I Have A Job For You

5032405706_6b3da2bd08I woke up early on Saturday, January 27th to help out with a virtual event for work, and in the process, learn. The Discovery Educator Network was hosting Techbook LIVE!, a full day professional development opportunity centered around science instruction and Discovery Education’s Science and Social Studies Techbooks. I spent two hours in the morning listening to Lance Rougeux shared about the Common Core and then watched a livestream of teachers and students in Florida talking about how they use the DE Techbook in their classrooms. Lance’s session was great, but it was fun to hear from teachers and students about what they are doing in their classroom related to science and technology.

Shortly after these sessions ended, I jumped on Twitter to see what was happening at EduCon. If you’re not aware, EduCon is weekend event held at Science Leadership Academy in Philadelphia. I’ve never attended EduCon, but have tried to follow the tweets and see what’s being shared and discussed. For those who’ve attended, the experience has been a blast.

This may not have been a typical Saturday, with two events occurring at once, but I believe, on many weekends, there learning opportunities out to be found. Perhaps it’s an EdCamp, like EdCampMadison, which I plan on attending in February. The conference season is also here, with FETC beginning this weekend and a Discovery Education precon event today. I think many connected educators are aware of these opportunities, but we need to do a better job of sharing our learning with our colleagues who aren’t as connected as we are.

Here’s a job for you. It’s one I’ll try to do as well. The next time you’re learning online, whether it’s following along an in-person event like EduCon, a DEN event, or a tech conference, or a virtual event like DEN VirtCon or a Twitter chat, share the experience with a non-connected colleague. Tell them your plans ahead of time and how you’re going to learn. Get together at a coffee shop or some other place and learn together. Explain what you do, how you connect. Help them out. Chances are, they’ll learn something in the process and possibly get hooked like we are.


Photo Credit: klbeasley via Compfight cc

K12 Online Conference, A Great Opportunity

I’m a big fan of learning.  Educators need to constantly be learning, not only for themselves, but to model learning for their students.  I particularly like learning when it’s free.  And when it’s online where I can learn at my own pace whenever I’d like, from the comfort of my own home or mobile device.  The K12Online Conference meets of those requirements.  If you’ve never checked out the K12Online Conference, you’re missing out on a fantastic learning opportunity.  There are plenty of sessions on a variety of topics for a variety of educators.  The 2012 K12Online Conference has begun – take a look at the schedule and see what peeks your interest!

My Favorite ISTE Tweets

I didn’t attend ISTE this year, but tried to follow along on Twitter as best I could.  There were a lot of great conversations but I was disappointed in the lack of sessions being streamed.  In the past, people would fire up their laptops, open UStream and those not in attendance could follow watch some of the presentations.  For whatever reason, this didn’t happen this year, which was a bummer.  Oh well.

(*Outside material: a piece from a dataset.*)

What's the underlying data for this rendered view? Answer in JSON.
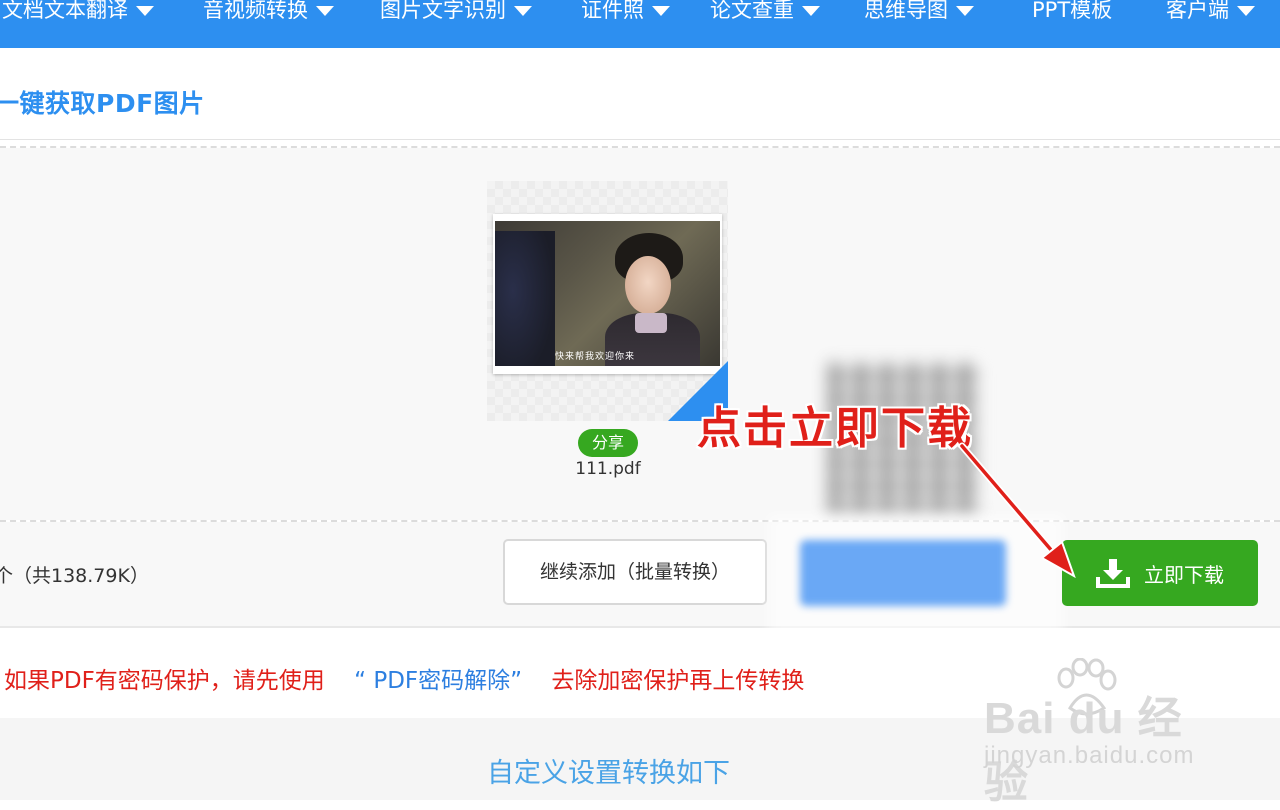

I still have to sift through the stream and the tweets I marked as favorites.  I’ll get to those eventually and share what I find.  However, I do want to share a few of my favorite quotes that came through during the conference.  These statements from conferences attendees really stood out to me.  I’m not sure these statements are originals from the people themselves, but either way, I’d like to thank them for either coming up with these ideas or restating them.

  • From Chris Lehmann – “Inquiry isn’t us asking kids questions we know answers to. It’s asking questions we don’t know answers to.”
  • also from Chris – “Pave the Road – make it easier for people to change – give people a way to change.”
  • From Jen Wagner – “What i learned today #iste12 — without a relationship, tech is just a tool. With relationship, tech can transform”
  • From Yong Zhao – “Test Scores do not show your teaching ability, your student’s learning, or the quality of your school.”